After first hearing about the "environmentally friendly" unmanned technology developed by the Silicon Valley based company Liquid Robotics, Prof Block said she became "infatuated".
A tagged great white shark The bright yellow shark-tracking robot designed by the company consists of two parts - a glider that descends 23ft (7m) down into the ocean with a surfboard above.
The glider has a special wing system that converts wave energy into forward thrust to keep the robot moving through the water. It also has a receiver that picks up the audio signals from the sharks' electronic tags.
The surfboard carries the rest of the scientific instruments, including the satellite link that allows researchers to accurately pinpoint the animals' locations.
When a shark or other tagged animal encounters the robot, their position is recorded and relayed back to the research team.
They have also placed a number of fixed buoys mounted with underwater audio receivers known as hydrophones to form a listening network in known hotspots.
In the first week of its release the team report that the robot has picked up five great white sharks.
In the lab, the team have not only analysed the results but shared them with the general public.
Using funding from a Rolex Award for Enterprise, Stanford researchers developed a way to deliver the data in an appealing way to those without a scientific background.
Fixed buoys help researchers listen out for sharks The resulting app, Shark Net, allows users to follow the sharks' movements in real time as well as viewing videos, photos and interactive 3D models of the animals and learning about their life history.
"It's sharks in your pocket," said Prof Block, "It gives us the ability to connect the public with what's happening off the coast of California."

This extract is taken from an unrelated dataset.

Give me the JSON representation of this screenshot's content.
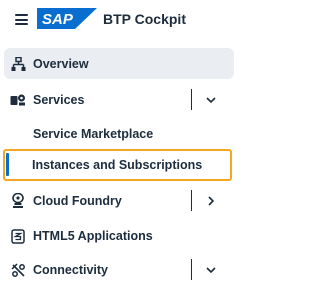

According to Prof Block, raising awareness of the abundant marine wildlife off the West coast of North America is key to protecting it.